We all want impact. It is as fundamental to being human as our basic need for comfort and connection. When we’re feeling effective and seeing results, we’re high. Conversely, when our ability to effect change at work ebbs—as it does from time to time—we get restless and even question our fit, our purpose, and whether it’s all worth it.
To have professional impact and see our ideas take off, two essential conditions must exist:
1. A quality idea
2. Support from our leadership.
Often, the challenge isn’t hatching the idea. It’s getting it off the ground. Sometimes the greatest hurdle is right in front of us: our boss, our leadership. Our leaders, by definition, question goals and objectives—to approve the time and money to be invested in achieving them and, ultimately, to support or squash the transition from “I have an idea” to its reality.
The interesting part of this challenge is not that our bosses are out-of-touch and intent on defending the status quo as the stereotype might suggest. In fact, they’re often as eager to see positive changes as we are. The decisions on which problems to tackle first and how to solve them are what creates friction in our workplaces.
Because our bosses’ role is to cheer, guide, and control, you’ll need to get them onboard to bring your best ideas forward. Passive approval leading to an “okay, fine” from our bosses is not enough. You want—and ultimately need—more than that knowing that you’ll hit bumps along the way. Instead, you want a “Yes!” backed by enthusiasm that comes from a place of real buy-in.
Because we can’t be the sole developers and implementers of our ideas, convincing leadership to get onboard with our proposed ideas is the first step in making an impact and creating a career with a body of work that matters. Without their support, our good ideas and intentions may be stuffed down further on our “to do” lists, put off, or forgotten.
Many of us work under a broad assumption that if our idea is good enough, it’ll sell itself. Any plans we do make to build senior-level buy-in for that idea tend to be vague and optimistic in terms of the time and effort required to bring key leaders along. We’re then frustrated when fragile new initiatives are squashed or canceled because they lacked needed leadership support.
It is curious to me that we don’t typically treat building leadership buy-in as something that benefits from a defined process. Why not? My guess is that we have traditionally viewed buy-in as something highly specific to the individual leader and the relationship we have with that individual. In other words, the buy-in process is so unique and nuanced that any effort to document it wouldn’t apply to enough people in a broad range of environments and situations to be worth it. Under this view, our ability to convince our boss to follow us is dependent on undefinable, intangible variables, such as how much they like us personally, how much we have in common, how open minded they are as people, or what great sales people we might be.
In my experience and after talking with dozens of colleagues, clients, and leaders on this topic, I have found that we—as a workforce-- have much more common challenges when building leadership buy-in than previously thought.

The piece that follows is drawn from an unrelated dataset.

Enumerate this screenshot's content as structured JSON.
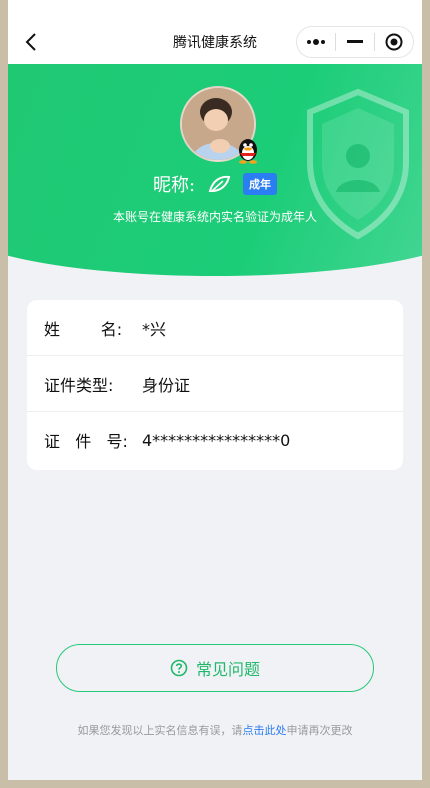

More good news is that most of us have leaders who are highly amenable to being approached—if we approach them in the right way—and who are engaged in finding fresh ideas and new solutions.
To effectively build understanding and gain buy-in to get our leaders to follow us, we have to start with the solution. This might feel a bit backwards because nearly every other workplace process—technology innovation, program development, or conceptual design for example—all start with understanding the problem and end with the solution. This leader followership process picks up precisely where those others leave off.
So, what do you need to do to achieve that seemingly elusive buy-in from your leaders? It turns out that a couple of concrete actions yield a much greater chance of success. Buy-in starts by glancing inward and evaluating your mindset and perspective. In Flock, Getting Leaders to Follow you can read more about how to toss out the generic process prescriptions and instead create an “ask” that focuses on the anticipated greater good. It is this approach that will yield true leadership support and ensure that your best ideas are more than just heard.